▶ [EXTRACTED INFORMATION]
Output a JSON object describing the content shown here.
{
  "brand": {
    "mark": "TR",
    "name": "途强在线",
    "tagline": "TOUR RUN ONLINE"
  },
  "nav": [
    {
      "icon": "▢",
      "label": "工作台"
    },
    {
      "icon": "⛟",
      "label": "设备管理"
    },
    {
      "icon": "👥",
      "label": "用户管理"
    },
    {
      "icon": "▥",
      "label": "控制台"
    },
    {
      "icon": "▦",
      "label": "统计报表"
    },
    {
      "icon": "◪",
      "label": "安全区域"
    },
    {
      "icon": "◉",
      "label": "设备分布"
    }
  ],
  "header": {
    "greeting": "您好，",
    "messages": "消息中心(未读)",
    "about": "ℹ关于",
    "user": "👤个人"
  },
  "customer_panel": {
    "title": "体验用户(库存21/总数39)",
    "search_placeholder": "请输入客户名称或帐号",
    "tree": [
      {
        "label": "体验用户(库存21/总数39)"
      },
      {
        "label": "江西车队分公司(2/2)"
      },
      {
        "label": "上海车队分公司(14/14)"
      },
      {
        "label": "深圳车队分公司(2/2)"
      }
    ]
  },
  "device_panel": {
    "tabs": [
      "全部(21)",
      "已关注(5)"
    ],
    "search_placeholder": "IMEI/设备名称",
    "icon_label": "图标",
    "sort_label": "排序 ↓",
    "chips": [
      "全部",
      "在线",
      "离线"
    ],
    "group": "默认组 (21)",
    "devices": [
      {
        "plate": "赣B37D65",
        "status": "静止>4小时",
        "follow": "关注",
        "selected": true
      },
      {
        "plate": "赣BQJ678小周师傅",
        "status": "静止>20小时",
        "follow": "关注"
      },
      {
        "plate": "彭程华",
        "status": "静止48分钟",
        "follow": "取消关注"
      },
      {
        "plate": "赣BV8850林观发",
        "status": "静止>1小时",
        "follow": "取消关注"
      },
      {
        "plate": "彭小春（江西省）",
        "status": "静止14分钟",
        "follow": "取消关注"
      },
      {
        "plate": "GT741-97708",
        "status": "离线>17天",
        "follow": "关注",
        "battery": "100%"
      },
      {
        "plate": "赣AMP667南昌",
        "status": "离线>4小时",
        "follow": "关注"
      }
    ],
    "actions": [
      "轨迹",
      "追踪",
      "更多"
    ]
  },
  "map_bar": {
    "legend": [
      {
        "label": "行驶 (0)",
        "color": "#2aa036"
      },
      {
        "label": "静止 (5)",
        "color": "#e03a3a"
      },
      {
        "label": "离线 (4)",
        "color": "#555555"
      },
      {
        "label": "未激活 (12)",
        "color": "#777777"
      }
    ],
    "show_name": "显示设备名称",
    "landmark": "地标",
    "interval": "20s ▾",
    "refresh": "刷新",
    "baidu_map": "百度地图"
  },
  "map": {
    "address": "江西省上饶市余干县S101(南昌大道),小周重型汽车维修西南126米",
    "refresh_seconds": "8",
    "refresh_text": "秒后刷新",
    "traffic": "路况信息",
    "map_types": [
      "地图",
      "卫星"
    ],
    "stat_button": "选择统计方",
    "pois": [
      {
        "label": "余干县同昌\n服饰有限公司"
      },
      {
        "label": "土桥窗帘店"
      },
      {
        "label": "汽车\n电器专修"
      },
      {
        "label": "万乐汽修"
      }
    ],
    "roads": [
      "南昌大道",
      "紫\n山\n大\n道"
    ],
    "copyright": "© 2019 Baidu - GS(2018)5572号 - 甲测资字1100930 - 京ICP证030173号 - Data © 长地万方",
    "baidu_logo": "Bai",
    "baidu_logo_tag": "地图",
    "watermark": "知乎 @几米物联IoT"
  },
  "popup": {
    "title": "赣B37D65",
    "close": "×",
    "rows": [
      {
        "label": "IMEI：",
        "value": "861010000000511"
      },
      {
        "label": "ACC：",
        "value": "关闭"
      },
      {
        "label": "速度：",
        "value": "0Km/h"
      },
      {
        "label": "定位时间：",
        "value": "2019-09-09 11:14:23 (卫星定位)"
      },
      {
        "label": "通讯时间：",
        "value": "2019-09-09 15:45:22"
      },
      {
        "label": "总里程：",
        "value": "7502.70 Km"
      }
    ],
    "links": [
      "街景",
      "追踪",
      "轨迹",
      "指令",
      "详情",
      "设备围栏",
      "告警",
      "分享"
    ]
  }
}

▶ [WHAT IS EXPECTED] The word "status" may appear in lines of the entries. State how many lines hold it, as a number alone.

▶ [COMPLETED TASK] 7